### Required action
Count, in the data that follows, every line with the string "sedang", and give that count as the whole reply.

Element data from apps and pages
>>>>>
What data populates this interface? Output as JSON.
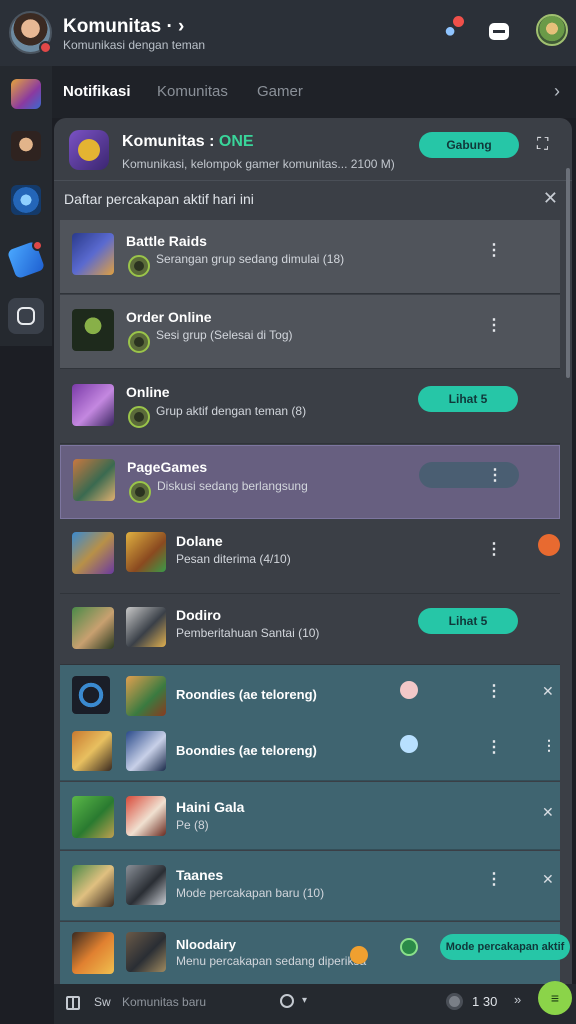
{
  "header": {
    "app_title": "Komunitas · ›",
    "app_subtitle": "Komunikasi dengan teman",
    "bell_icon": "bell-icon",
    "chat_icon": "chat-bubble-icon"
  },
  "tabs": [
    {
      "label": "Notifikasi",
      "active": true
    },
    {
      "label": "Komunitas",
      "active": false
    },
    {
      "label": "Gamer",
      "active": false
    }
  ],
  "tabs_arrow": "›",
  "panel": {
    "title": "Komunitas :",
    "title_status": "ONE",
    "subtitle": "Komunikasi, kelompok gamer komunitas... 2100 M)",
    "action_label": "Gabung",
    "expand_icon": "⛶",
    "section_title": "Daftar percakapan aktif hari ini",
    "section_close": "✕"
  },
  "rows": [
    {
      "title": "Battle Raids",
      "subtitle": "Serangan grup sedang dimulai (18)",
      "more": "⋮"
    },
    {
      "title": "Order Online",
      "subtitle": "Sesi grup (Selesai di Tog)",
      "more": "⋮"
    },
    {
      "title": "Online",
      "subtitle": "Grup aktif dengan teman (8)",
      "pill": "Lihat 5"
    },
    {
      "title": "PageGames",
      "subtitle": "Diskusi sedang berlangsung",
      "more": "⋮"
    },
    {
      "title": "Dolane",
      "subtitle": "Pesan diterima (4/10)",
      "more": "⋮"
    },
    {
      "title": "Dodiro",
      "subtitle": "Pemberitahuan Santai (10)",
      "pill": "Lihat 5"
    },
    {
      "title": "Roondies (ae teloreng)",
      "subtitle": "",
      "more": "⋮",
      "close": "✕"
    },
    {
      "title": "Boondies (ae teloreng)",
      "subtitle": "",
      "more": "⋮",
      "close": "⋮"
    },
    {
      "title": "Haini Gala",
      "subtitle": "Pe (8)",
      "close": "✕"
    },
    {
      "title": "Taanes",
      "subtitle": "Mode percakapan baru (10)",
      "more": "⋮",
      "close": "✕"
    },
    {
      "title": "Nloodairy",
      "subtitle": "Menu percakapan sedang diperiksa",
      "pill": "Mode percakapan aktif"
    }
  ],
  "bottombar": {
    "left_label": "Sw",
    "left_hint": "Komunitas baru",
    "count": "1 30",
    "send": "»"
  },
  "fab_icon": "≡"
}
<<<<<
### Solution to the problem
3